> **WHAT THE TASK REQUIRES**
Exactly as written, give back every record below.

= Beginning of Section =

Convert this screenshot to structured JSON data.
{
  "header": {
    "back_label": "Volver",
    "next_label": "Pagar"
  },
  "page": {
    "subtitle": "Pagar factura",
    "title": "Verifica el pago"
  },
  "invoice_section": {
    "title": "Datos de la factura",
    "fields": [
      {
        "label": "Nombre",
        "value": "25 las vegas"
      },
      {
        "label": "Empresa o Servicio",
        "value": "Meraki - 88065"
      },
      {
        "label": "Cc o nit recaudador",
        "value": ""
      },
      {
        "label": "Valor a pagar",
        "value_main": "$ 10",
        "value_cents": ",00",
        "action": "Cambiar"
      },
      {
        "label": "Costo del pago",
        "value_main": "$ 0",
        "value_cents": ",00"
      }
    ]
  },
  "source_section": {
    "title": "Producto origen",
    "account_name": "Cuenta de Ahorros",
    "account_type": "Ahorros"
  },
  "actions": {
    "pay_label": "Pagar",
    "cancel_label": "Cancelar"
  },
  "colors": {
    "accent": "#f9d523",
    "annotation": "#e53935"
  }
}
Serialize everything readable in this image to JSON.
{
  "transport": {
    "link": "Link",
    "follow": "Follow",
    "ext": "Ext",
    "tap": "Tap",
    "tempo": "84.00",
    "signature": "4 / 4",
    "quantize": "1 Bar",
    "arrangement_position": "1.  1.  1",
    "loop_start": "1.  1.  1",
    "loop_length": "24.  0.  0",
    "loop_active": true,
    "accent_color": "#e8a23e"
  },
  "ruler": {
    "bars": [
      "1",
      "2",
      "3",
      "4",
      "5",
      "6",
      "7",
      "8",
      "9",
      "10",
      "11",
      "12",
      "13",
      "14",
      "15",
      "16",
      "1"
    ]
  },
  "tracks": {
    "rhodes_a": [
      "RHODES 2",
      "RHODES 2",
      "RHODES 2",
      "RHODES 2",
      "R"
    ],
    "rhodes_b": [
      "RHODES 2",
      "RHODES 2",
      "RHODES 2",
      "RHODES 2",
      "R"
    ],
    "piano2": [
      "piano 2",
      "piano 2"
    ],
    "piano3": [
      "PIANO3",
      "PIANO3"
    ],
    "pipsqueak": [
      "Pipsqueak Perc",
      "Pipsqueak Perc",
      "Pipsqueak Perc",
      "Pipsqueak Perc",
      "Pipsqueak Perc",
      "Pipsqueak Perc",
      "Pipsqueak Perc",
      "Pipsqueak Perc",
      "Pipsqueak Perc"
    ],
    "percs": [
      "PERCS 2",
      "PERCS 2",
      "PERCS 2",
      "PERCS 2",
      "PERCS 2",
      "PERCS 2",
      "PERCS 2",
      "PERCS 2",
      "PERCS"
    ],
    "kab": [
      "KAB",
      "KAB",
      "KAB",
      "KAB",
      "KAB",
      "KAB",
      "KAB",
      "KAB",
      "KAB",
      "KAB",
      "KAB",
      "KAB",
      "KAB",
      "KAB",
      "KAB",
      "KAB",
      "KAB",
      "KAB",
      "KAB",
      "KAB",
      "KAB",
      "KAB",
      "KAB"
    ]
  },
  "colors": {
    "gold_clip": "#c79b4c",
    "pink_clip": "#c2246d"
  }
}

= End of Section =

> **ANSWER BOX**
Convert this screenshot to structured JSON data.
{
  "header": {
    "back_label": "Volver",
    "next_label": "Pagar"
  },
  "page": {
    "subtitle": "Pagar factura",
    "title": "Verifica el pago"
  },
  "invoice_section": {
    "title": "Datos de la factura",
    "fields": [
      {
        "label": "Nombre",
        "value": "25 las vegas"
      },
      {
        "label": "Empresa o Servicio",
        "value": "Meraki - 88065"
      },
      {
        "label": "Cc o nit recaudador",
        "value": ""
      },
      {
        "label": "Valor a pagar",
        "value_main": "$ 10",
        "value_cents": ",00",
        "action": "Cambiar"
      },
      {
        "label": "Costo del pago",
        "value_main": "$ 0",
        "value_cents": ",00"
      }
    ]
  },
  "source_section": {
    "title": "Producto origen",
    "account_name": "Cuenta de Ahorros",
    "account_type": "Ahorros"
  },
  "actions": {
    "pay_label": "Pagar",
    "cancel_label": "Cancelar"
  },
  "colors": {
    "accent": "#f9d523",
    "annotation": "#e53935"
  }
}
Serialize everything readable in this image to JSON.
{
  "transport": {
    "link": "Link",
    "follow": "Follow",
    "ext": "Ext",
    "tap": "Tap",
    "tempo": "84.00",
    "signature": "4 / 4",
    "quantize": "1 Bar",
    "arrangement_position": "1.  1.  1",
    "loop_start": "1.  1.  1",
    "loop_length": "24.  0.  0",
    "loop_active": true,
    "accent_color": "#e8a23e"
  },
  "ruler": {
    "bars": [
      "1",
      "2",
      "3",
      "4",
      "5",
      "6",
      "7",
      "8",
      "9",
      "10",
      "11",
      "12",
      "13",
      "14",
      "15",
      "16",
      "1"
    ]
  },
  "tracks": {
    "rhodes_a": [
      "RHODES 2",
      "RHODES 2",
      "RHODES 2",
      "RHODES 2",
      "R"
    ],
    "rhodes_b": [
      "RHODES 2",
      "RHODES 2",
      "RHODES 2",
      "RHODES 2",
      "R"
    ],
    "piano2": [
      "piano 2",
      "piano 2"
    ],
    "piano3": [
      "PIANO3",
      "PIANO3"
    ],
    "pipsqueak": [
      "Pipsqueak Perc",
      "Pipsqueak Perc",
      "Pipsqueak Perc",
      "Pipsqueak Perc",
      "Pipsqueak Perc",
      "Pipsqueak Perc",
      "Pipsqueak Perc",
      "Pipsqueak Perc",
      "Pipsqueak Perc"
    ],
    "percs": [
      "PERCS 2",
      "PERCS 2",
      "PERCS 2",
      "PERCS 2",
      "PERCS 2",
      "PERCS 2",
      "PERCS 2",
      "PERCS 2",
      "PERCS"
    ],
    "kab": [
      "KAB",
      "KAB",
      "KAB",
      "KAB",
      "KAB",
      "KAB",
      "KAB",
      "KAB",
      "KAB",
      "KAB",
      "KAB",
      "KAB",
      "KAB",
      "KAB",
      "KAB",
      "KAB",
      "KAB",
      "KAB",
      "KAB",
      "KAB",
      "KAB",
      "KAB",
      "KAB"
    ]
  },
  "colors": {
    "gold_clip": "#c79b4c",
    "pink_clip": "#c2246d"
  }
}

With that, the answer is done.